Click on the links below to help you improve your English skills.
Rainy Day Poems
Memorizing and reciting a new poem each month is an excellent goal that will sharpen the mind as well as broadening language skills.
The website, Pobble, provides exciting visual stimuli, story starters and thought provoking questions to support creative writing.
Humility and Doxology
The 12 poems every child should know.
BBC Bitesize has a range of videos to support your child’s development of skills in English.
The website Literacy Shed – the original site and not the premium site has videos to watch and teaching notes to support parents, if needed.
If you are wondering which books to choose for free-reading with your child at home, then look no further than www.booksfortopics.com where you will find an abundance of high quality fiction and non-fiction texts. On this website, you will see drop-down menus for the age range of your child and you can even find books surrounding your child’s topic in school. Only the richest of texts gets promoted on this website, due to their high-quality literary features and great use of English grammar.
Once you have found a text that you think your child will enjoy, then head to www.lovereading4kids.co.uk where you can find reviews for many, many books (written, of course, by children for children) and then read an extract to see if it is truly for you. A free subscription is required for this website.
Activities to support the development of spelling strategies
For ideas on ways to support students in developing spelling strategies, please see suggested activities with explanations on how to implement them, below:
Words within Words: Chant a memorable phrase and the spelling. Children to write and decorate/illustrate the word eg kn-owl-edge = I was kneeling on an edge with an ow; Island – an island is land surrounded by water; Piece – a piece of pie.
Speed-write: Children have to write the word correctly as many times as they can in one minute.
Rainbow Words: Write the tricky bits of a word in a different colour to the rest of the word to help it stand out.
Shapes of Words: Children to draw the shapes of the words to support them in visualising how the words should look. Then fill the letters in, eg
Staircase Words: Children build up the words one sound at a time. Focus on saying the words as they look eg Wed-nes-day / def-in-ite Use this to highlight prefixes / suffixes. Variations include using colours for each sound and also playing games where some sounds are filled in and children have to guess / come up with alternatives which would fit these – including investigating the meanings of prefixes or how changing the prefixes and suffixes change the meaning / class of the words or if any of the previous segment have to change, eg

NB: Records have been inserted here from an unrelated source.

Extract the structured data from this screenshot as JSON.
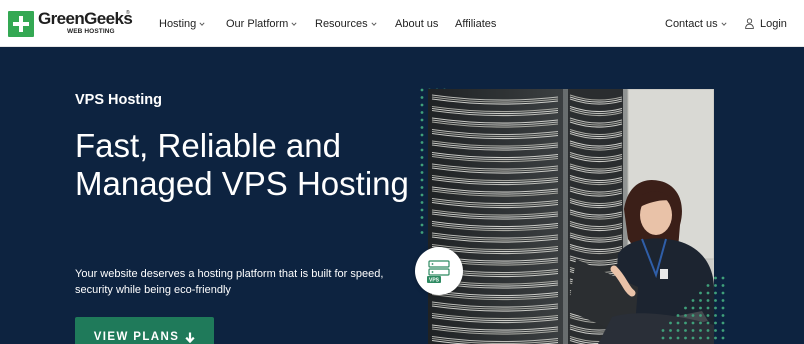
{
  "brand": {
    "name": "GreenGeeks",
    "registered": "®",
    "tagline": "WEB HOSTING",
    "icon": "plus-icon",
    "color": "#34a853"
  },
  "nav": {
    "items": [
      {
        "label": "Hosting",
        "has_dropdown": true
      },
      {
        "label": "Our Platform",
        "has_dropdown": true
      },
      {
        "label": "Resources",
        "has_dropdown": true
      },
      {
        "label": "About us",
        "has_dropdown": false
      },
      {
        "label": "Affiliates",
        "has_dropdown": false
      }
    ],
    "contact": {
      "label": "Contact us",
      "has_dropdown": true
    },
    "login": {
      "label": "Login",
      "icon": "user-icon"
    }
  },
  "hero": {
    "background": "#0d2340",
    "eyebrow": "VPS Hosting",
    "headline": "Fast, Reliable and Managed VPS Hosting",
    "subtext": "Your website deserves a hosting platform that is built for speed, security while being eco-friendly",
    "cta": {
      "label": "VIEW PLANS",
      "icon": "arrow-down-icon",
      "color": "#1f7a5a"
    },
    "image": {
      "subject": "server-room-photo"
    },
    "badge": {
      "label": "VPS",
      "icon": "vps-server-icon"
    },
    "dot_color": "#3fa07a"
  }
}
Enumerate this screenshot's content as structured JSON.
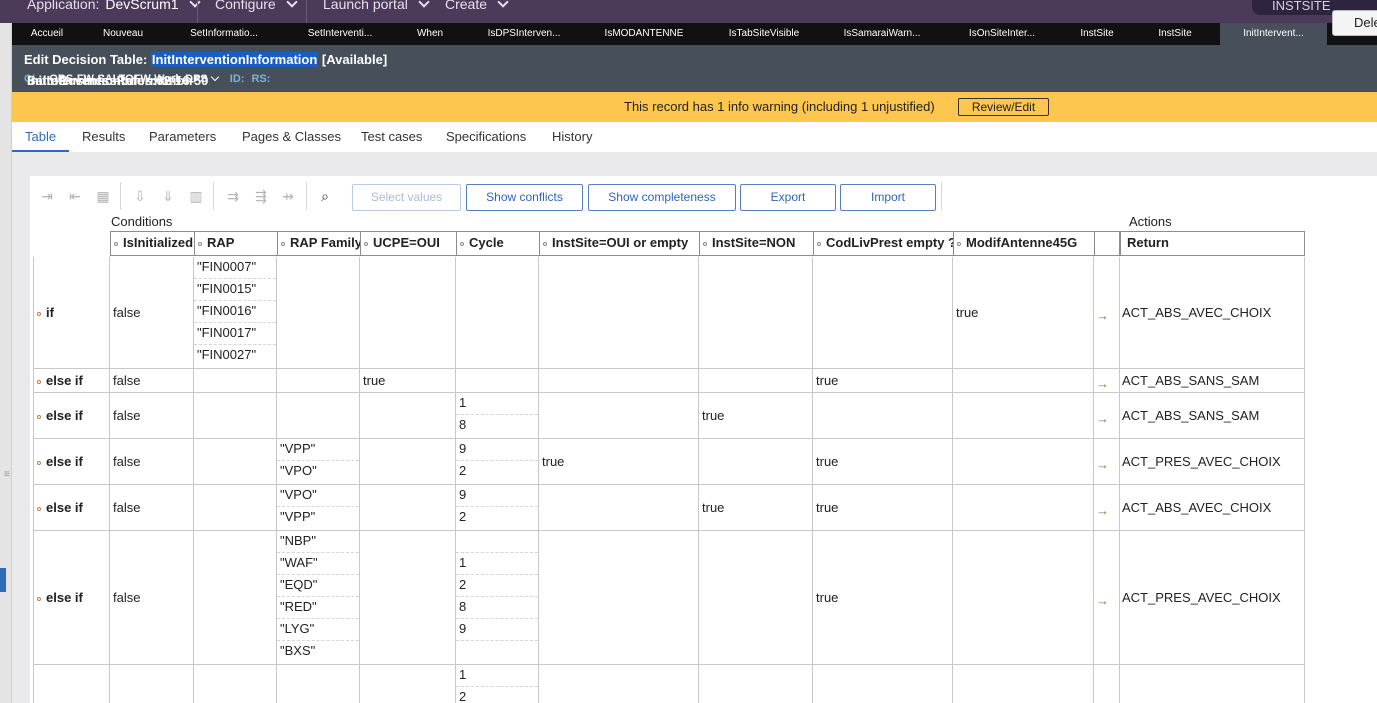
{
  "topbar": {
    "application_label": "Application:",
    "application_name": "DevScrum1",
    "configure": "Configure",
    "launch_portal": "Launch portal",
    "create": "Create",
    "instsite": "INSTSITE"
  },
  "tabs": [
    "Accueil",
    "Nouveau",
    "SetInformatio...",
    "SetInterventi...",
    "When",
    "IsDPSInterven...",
    "IsMODANTENNE",
    "IsTabSiteVisible",
    "IsSamaraiWarn...",
    "IsOnSiteInter...",
    "InstSite",
    "InstSite",
    "InitIntervent..."
  ],
  "header": {
    "edit_prefix": "Edit  Decision Table: ",
    "rule_name": "InitInterventionInformation",
    "status": " [Available]",
    "cl_key": "CL:",
    "cl_value": "OBS-FW-SALTOFW-Work-DPS",
    "id_key": "ID:",
    "id_value": "InitInterventionInformation",
    "rs_key": "RS:",
    "rs_value": "SaltoBusinessRules:02-16-50",
    "delete_label": "Dele"
  },
  "warning": {
    "message": "This record has 1 info warning (including 1 unjustified)",
    "review_label": "Review/Edit"
  },
  "subtabs": [
    "Table",
    "Results",
    "Parameters",
    "Pages & Classes",
    "Test cases",
    "Specifications",
    "History"
  ],
  "toolbar": {
    "select_values": "Select values",
    "show_conflicts": "Show conflicts",
    "show_completeness": "Show completeness",
    "export": "Export",
    "import": "Import"
  },
  "table": {
    "conditions_label": "Conditions",
    "actions_label": "Actions",
    "columns": [
      "IsInitialized",
      "RAP",
      "RAP Family",
      "UCPE=OUI",
      "Cycle",
      "InstSite=OUI or empty",
      "InstSite=NON",
      "CodLivPrest empty ?",
      "ModifAntenne45G"
    ],
    "return_header": "Return",
    "rows": [
      {
        "label": "if",
        "cells": [
          [
            "false"
          ],
          [
            "\"FIN0007\"",
            "\"FIN0015\"",
            "\"FIN0016\"",
            "\"FIN0017\"",
            "\"FIN0027\""
          ],
          [],
          [],
          [],
          [],
          [],
          [],
          [
            "true"
          ]
        ],
        "result": "ACT_ABS_AVEC_CHOIX"
      },
      {
        "label": "else if",
        "cells": [
          [
            "false"
          ],
          [],
          [],
          [
            "true"
          ],
          [],
          [],
          [],
          [
            "true"
          ],
          []
        ],
        "result": "ACT_ABS_SANS_SAM"
      },
      {
        "label": "else if",
        "cells": [
          [
            "false"
          ],
          [],
          [],
          [],
          [
            "1",
            "8"
          ],
          [],
          [
            "true"
          ],
          [],
          []
        ],
        "result": "ACT_ABS_SANS_SAM"
      },
      {
        "label": "else if",
        "cells": [
          [
            "false"
          ],
          [],
          [
            "\"VPP\"",
            "\"VPO\""
          ],
          [],
          [
            "9",
            "2"
          ],
          [
            "true"
          ],
          [],
          [
            "true"
          ],
          []
        ],
        "result": "ACT_PRES_AVEC_CHOIX"
      },
      {
        "label": "else if",
        "cells": [
          [
            "false"
          ],
          [],
          [
            "\"VPO\"",
            "\"VPP\""
          ],
          [],
          [
            "9",
            "2"
          ],
          [],
          [
            "true"
          ],
          [
            "true"
          ],
          []
        ],
        "result": "ACT_ABS_AVEC_CHOIX"
      },
      {
        "label": "else if",
        "cells": [
          [
            "false"
          ],
          [],
          [
            "\"NBP\"",
            "\"WAF\"",
            "\"EQD\"",
            "\"RED\"",
            "\"LYG\"",
            "\"BXS\""
          ],
          [],
          [
            "",
            "1",
            "2",
            "8",
            "9",
            ""
          ],
          [],
          [],
          [
            "true"
          ],
          []
        ],
        "result": "ACT_PRES_AVEC_CHOIX"
      },
      {
        "label": "",
        "cells": [
          [],
          [],
          [],
          [],
          [
            "1",
            "2"
          ],
          [],
          [],
          [],
          []
        ],
        "result": ""
      }
    ]
  }
}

Hidden Words: Write in white crayon and then the children have to colour over it to reveal the word. Variations include missing letters which the children then have to fill in to complete the word – like a letter treasure hunt!

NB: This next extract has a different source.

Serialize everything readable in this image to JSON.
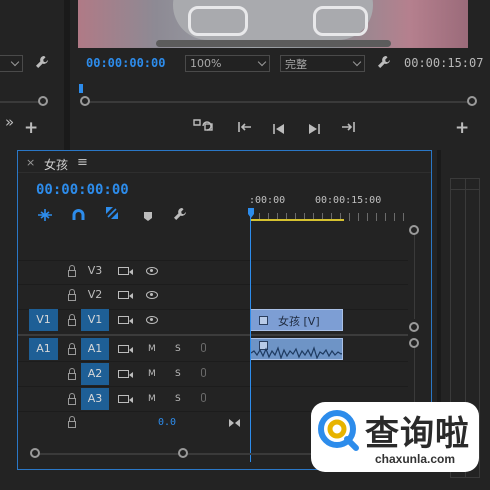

Spelling Scribble: Children create a ‘scribble’ with spaces for writing in. Each space is filled with a different word, perhaps using different colours for each word. Children choose the words they feel most confident about to go in the smaller spaces and the words they feel least confident about to fill the larger spaces, eg